[[ Supplied records, beginning ]]

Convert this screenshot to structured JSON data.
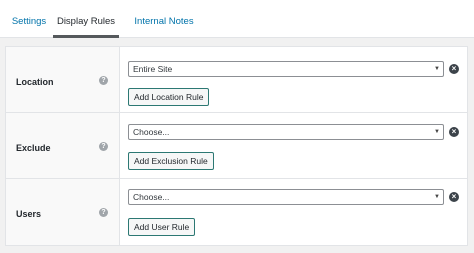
{
  "tabs": [
    {
      "label": "Settings",
      "active": false
    },
    {
      "label": "Display Rules",
      "active": true
    },
    {
      "label": "Internal Notes",
      "active": false
    }
  ],
  "rules": [
    {
      "label": "Location",
      "select_value": "Entire Site",
      "button_label": "Add Location Rule"
    },
    {
      "label": "Exclude",
      "select_value": "Choose...",
      "button_label": "Add Exclusion Rule"
    },
    {
      "label": "Users",
      "select_value": "Choose...",
      "button_label": "Add User Rule"
    }
  ],
  "icons": {
    "help": "help-icon",
    "remove": "remove-icon",
    "dropdown": "chevron-down-icon"
  },
  "colors": {
    "link": "#0073aa",
    "active_tab_border": "#55595c",
    "button_border": "#2c7873"
  }
}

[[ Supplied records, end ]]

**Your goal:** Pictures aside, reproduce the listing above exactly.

**Answer for the task:**
Convert this screenshot to structured JSON data.
{
  "tabs": [
    {
      "label": "Settings",
      "active": false
    },
    {
      "label": "Display Rules",
      "active": true
    },
    {
      "label": "Internal Notes",
      "active": false
    }
  ],
  "rules": [
    {
      "label": "Location",
      "select_value": "Entire Site",
      "button_label": "Add Location Rule"
    },
    {
      "label": "Exclude",
      "select_value": "Choose...",
      "button_label": "Add Exclusion Rule"
    },
    {
      "label": "Users",
      "select_value": "Choose...",
      "button_label": "Add User Rule"
    }
  ],
  "icons": {
    "help": "help-icon",
    "remove": "remove-icon",
    "dropdown": "chevron-down-icon"
  },
  "colors": {
    "link": "#0073aa",
    "active_tab_border": "#55595c",
    "button_border": "#2c7873"
  }
}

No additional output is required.